Teachers can use Milo and RoboKind’s integrated curriculum to help students recognize the same feelings in humans. Ptacek says that Isaiah was once prone to tantrums. Now he has learned strategies to calm down, like counting to 10 or squeezing a squishy ball. All thanks to Milo — and its human partners, of course.
The Promise and Challenge of Using Robots for Autism Therapy
Research has shown that children respond well when using robots for autism therapy, often improving their social skills. In a study published in Science Robotics, scientists followed 12 children with autism as they worked with robots daily for a month. The scientists assessed the participant’s social skills before and after the robot-based therapy trial, looking at scores from interactive games and caregiver observations. They found increased social capabilities across the board, as participants improved in every measured area.
Over 400 Milo robots are currently used in schools around the world, primarily North America. RoboKind plans to deploy about 200 more next year. But Milo isn’t the only robotic-aid to enter the special needs classroom. QT Robot, Kaspar, and NAO are also autism therapy robots.
Still, research is slim as most studies involve anecdotal evidence from case study observations. Although the Science Robotics study found that children improve their social skills when using the robot with their in-home lessons, they failed to compare them with similar lessons, sans robot. It’s possible that the lessons alone could serve equally as well in helping children improve social skills. Even Ptacek, who was amazed by Isaiah’s considerable improvement, says that none of her other students have shown such dramatic transformations. They have all improved, but none as rapidly as Isaiah.
Child psychologist Fred Volkmar doesn’t want to get too enthusiastic. Because of the lack of rigorous empirical evidence, he isn’t convinced that robots are the key to helping children learn to decipher the subtleties of human emotion.

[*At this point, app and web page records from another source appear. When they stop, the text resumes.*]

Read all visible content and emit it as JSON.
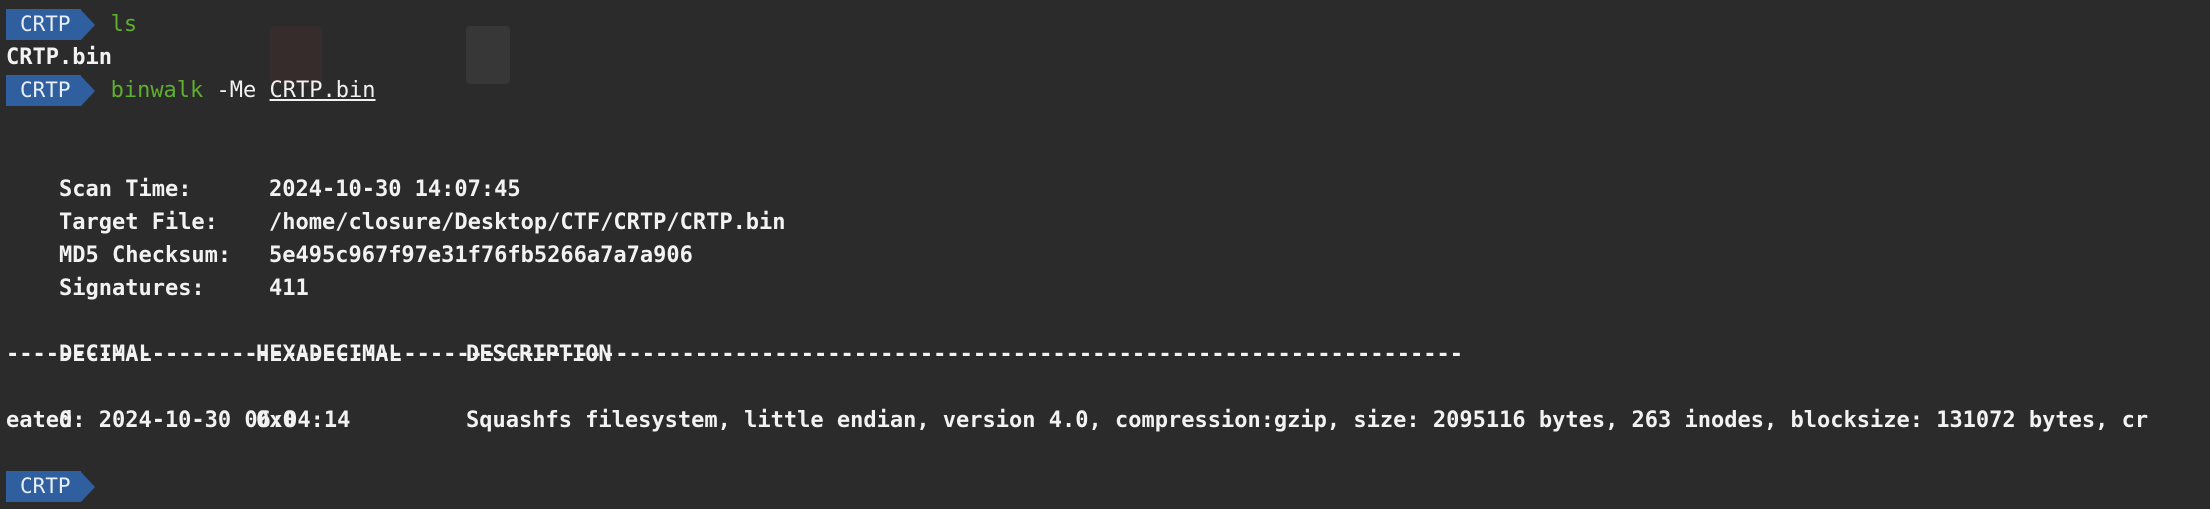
{
  "prompt_label": "CRTP",
  "lines": {
    "cmd1": "ls",
    "ls_output": "CRTP.bin",
    "cmd2_name": "binwalk",
    "cmd2_flag": "-Me",
    "cmd2_arg": "CRTP.bin"
  },
  "scan_info": {
    "scan_time_label": "Scan Time:",
    "scan_time_value": "2024-10-30 14:07:45",
    "target_label": "Target File:",
    "target_value": "/home/closure/Desktop/CTF/CRTP/CRTP.bin",
    "md5_label": "MD5 Checksum:",
    "md5_value": "5e495c967f97e31f76fb5266a7a7a906",
    "signatures_label": "Signatures:",
    "signatures_value": "411"
  },
  "results_table": {
    "headers": [
      "DECIMAL",
      "HEXADECIMAL",
      "DESCRIPTION"
    ],
    "separator": "--------------------------------------------------------------------------------------------------------------",
    "rows": [
      {
        "decimal": "0",
        "hex": "0x0",
        "description_line1": "Squashfs filesystem, little endian, version 4.0, compression:gzip, size: 2095116 bytes, 263 inodes, blocksize: 131072 bytes, cr",
        "description_line2": "eated: 2024-10-30 06:04:14"
      }
    ]
  },
  "colors": {
    "background": "#2b2b2b",
    "prompt_badge": "#2f5f9e",
    "command_green": "#5faf2f",
    "text": "#f2f2f2"
  }
}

“Robots are fundamentally very simple. People are extremely complicated,” he says. Transferring skills learned from robots to humans could be a tall order.
But there is still something about Milo. Ptacek says he helps her unlock students’ skills.
Ptacek had never tried using a robot for autism therapy in any of her classrooms in the Green Hills school district before last year. When she brought Milo in, Isaiah was mesmerized. He went from throwing tantrums to mimicking Milo, and from being non-verbal to communicating with a speech-generating device.
“There was so much in him that we couldn’t figure out how to get to until he was willing to let us in… until we brought Milo to him,” Ptacek says. “Isaiah has so much to offer, and so much more to learn. He has a bright future.”
Ptacek recalls something that Isaiah’s parents said: they felt like they were meeting their son for the first time. Finally, Isaiah could communicate his needs and wants. His tantrums subsided. He began asking for things like books or snacks.
Still, no one, not even Isaiah’s parents, had heard him speak. Then, one day, Milo the robot blinked and asked Isaiah, “Did I close my eyes?”
“Yes,” said Isaiah, aloud.